# WHAT YOU SHOULD DO
Work through the data below and copy out every line where "search" is found.

═════ PROVIDED ENTRIES ═════

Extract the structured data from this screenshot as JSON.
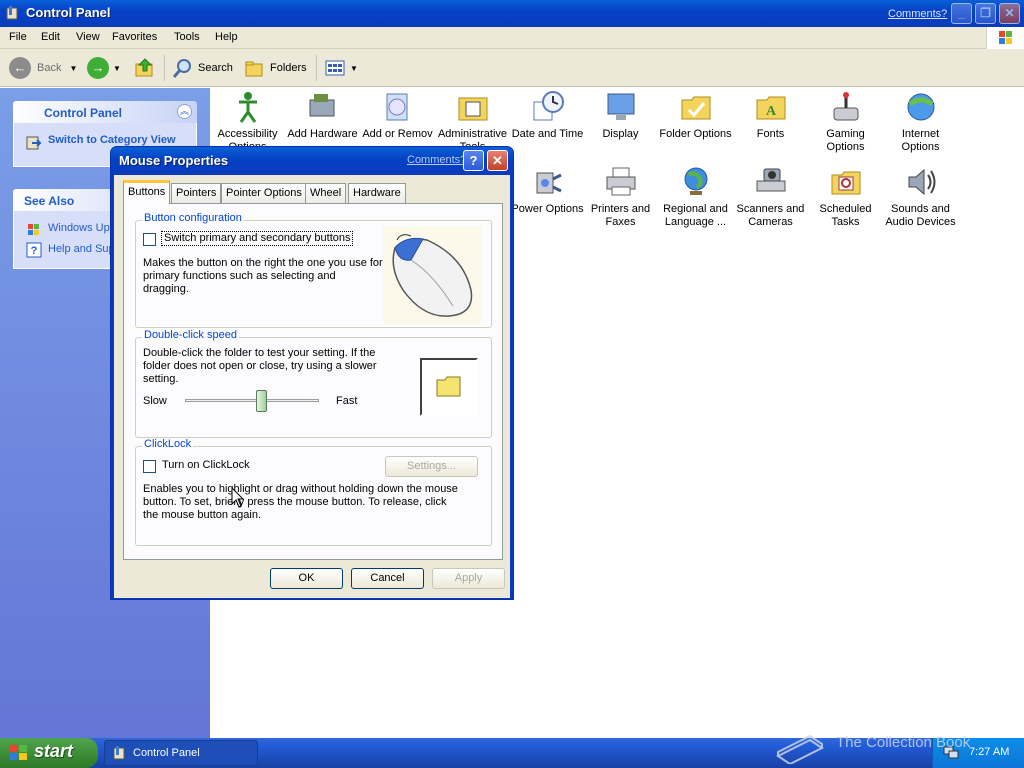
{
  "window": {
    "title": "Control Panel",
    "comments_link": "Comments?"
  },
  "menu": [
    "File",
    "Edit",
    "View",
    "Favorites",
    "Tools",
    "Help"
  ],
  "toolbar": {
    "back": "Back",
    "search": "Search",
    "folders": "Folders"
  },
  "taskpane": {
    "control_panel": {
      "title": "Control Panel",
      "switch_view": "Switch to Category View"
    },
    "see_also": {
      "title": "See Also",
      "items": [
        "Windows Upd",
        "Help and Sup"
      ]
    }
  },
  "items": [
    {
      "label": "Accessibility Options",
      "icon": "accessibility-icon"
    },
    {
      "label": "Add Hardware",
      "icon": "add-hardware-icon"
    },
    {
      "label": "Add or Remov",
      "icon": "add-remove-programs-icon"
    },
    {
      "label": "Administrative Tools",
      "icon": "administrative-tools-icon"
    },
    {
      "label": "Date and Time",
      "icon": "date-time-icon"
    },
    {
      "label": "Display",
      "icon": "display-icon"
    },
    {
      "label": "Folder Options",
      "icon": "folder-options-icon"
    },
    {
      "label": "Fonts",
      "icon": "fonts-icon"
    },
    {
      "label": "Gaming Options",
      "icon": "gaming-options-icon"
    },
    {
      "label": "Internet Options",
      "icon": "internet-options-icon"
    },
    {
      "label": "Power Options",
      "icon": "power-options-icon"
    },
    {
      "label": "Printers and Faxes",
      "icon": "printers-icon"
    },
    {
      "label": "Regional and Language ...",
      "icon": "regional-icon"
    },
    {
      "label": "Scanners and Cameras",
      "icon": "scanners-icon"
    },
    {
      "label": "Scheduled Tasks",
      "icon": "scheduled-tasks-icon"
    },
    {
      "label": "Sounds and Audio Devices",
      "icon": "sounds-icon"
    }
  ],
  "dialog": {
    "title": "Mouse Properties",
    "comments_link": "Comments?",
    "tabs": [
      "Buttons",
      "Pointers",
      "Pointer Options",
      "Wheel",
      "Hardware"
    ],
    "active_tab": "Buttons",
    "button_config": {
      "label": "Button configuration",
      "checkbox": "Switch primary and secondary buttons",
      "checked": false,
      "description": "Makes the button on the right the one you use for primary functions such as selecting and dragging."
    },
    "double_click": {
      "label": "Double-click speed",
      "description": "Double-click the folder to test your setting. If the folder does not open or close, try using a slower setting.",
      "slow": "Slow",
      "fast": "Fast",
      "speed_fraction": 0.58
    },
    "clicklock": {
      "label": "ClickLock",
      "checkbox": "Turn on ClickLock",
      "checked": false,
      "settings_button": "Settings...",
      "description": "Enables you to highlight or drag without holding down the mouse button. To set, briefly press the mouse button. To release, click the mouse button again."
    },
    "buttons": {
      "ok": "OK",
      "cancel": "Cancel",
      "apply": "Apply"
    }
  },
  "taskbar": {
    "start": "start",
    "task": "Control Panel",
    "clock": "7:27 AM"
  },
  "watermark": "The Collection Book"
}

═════
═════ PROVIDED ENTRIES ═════

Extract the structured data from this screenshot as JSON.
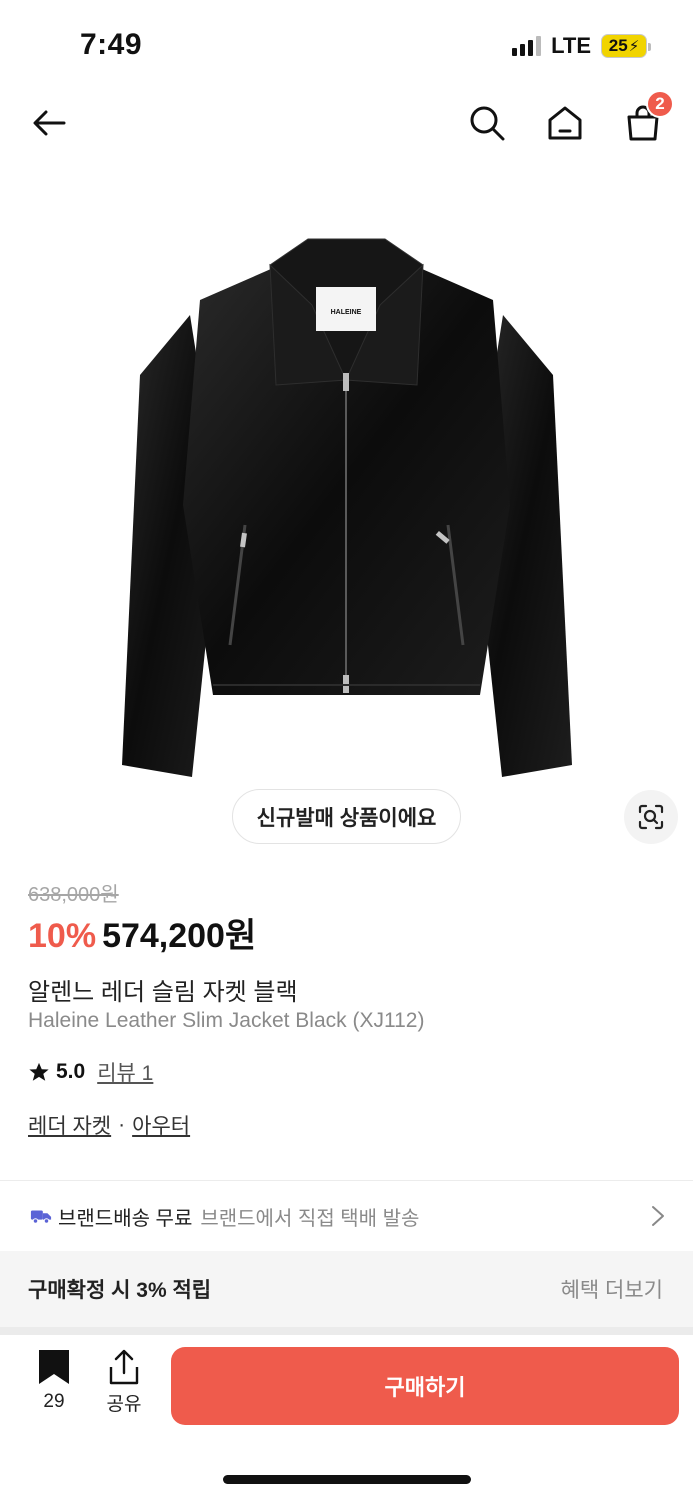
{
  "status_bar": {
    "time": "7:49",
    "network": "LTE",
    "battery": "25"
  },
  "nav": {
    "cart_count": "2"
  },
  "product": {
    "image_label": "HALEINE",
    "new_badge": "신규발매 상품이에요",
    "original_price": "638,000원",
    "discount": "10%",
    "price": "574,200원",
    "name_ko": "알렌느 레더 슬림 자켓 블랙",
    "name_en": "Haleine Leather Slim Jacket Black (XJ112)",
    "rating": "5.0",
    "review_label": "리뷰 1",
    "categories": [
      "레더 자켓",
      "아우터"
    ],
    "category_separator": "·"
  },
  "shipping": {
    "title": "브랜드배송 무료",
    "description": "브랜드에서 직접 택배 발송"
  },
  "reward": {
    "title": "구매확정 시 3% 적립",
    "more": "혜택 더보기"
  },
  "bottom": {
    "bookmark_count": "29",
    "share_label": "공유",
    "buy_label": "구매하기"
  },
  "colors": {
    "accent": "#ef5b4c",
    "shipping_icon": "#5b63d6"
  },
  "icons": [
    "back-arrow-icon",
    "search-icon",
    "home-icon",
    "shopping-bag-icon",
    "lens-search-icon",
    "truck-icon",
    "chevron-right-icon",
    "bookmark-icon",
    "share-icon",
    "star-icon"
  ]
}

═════
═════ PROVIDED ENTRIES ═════

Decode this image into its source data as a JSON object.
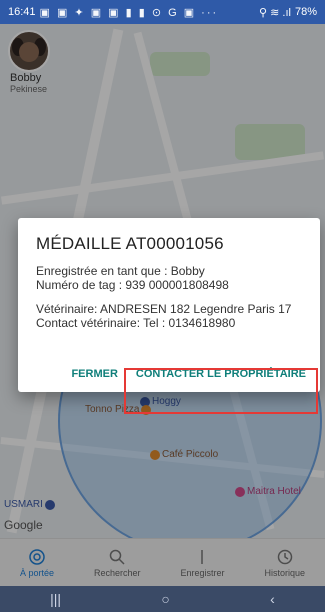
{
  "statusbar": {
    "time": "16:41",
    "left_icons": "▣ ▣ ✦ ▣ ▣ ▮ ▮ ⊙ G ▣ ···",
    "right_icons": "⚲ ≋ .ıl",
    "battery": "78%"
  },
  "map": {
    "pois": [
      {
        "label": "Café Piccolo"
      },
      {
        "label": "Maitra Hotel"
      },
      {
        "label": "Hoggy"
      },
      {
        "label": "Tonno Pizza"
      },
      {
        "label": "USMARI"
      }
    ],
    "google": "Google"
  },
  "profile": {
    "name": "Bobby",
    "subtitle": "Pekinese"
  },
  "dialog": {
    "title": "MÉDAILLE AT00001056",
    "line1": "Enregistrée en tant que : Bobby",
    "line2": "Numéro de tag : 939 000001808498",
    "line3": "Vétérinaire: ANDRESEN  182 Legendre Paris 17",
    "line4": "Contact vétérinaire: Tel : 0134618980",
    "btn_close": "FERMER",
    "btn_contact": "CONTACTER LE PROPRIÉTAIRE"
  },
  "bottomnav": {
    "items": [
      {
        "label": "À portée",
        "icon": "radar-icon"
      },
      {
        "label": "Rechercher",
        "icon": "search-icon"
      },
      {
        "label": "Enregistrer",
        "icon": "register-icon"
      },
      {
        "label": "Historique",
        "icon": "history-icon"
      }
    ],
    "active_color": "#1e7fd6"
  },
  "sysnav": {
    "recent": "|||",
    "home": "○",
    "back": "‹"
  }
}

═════

# WRITTEN SOLUTION
    "search": "Search",
    "search-icon",
    "lens-search-icon",
        "icon": "search-icon"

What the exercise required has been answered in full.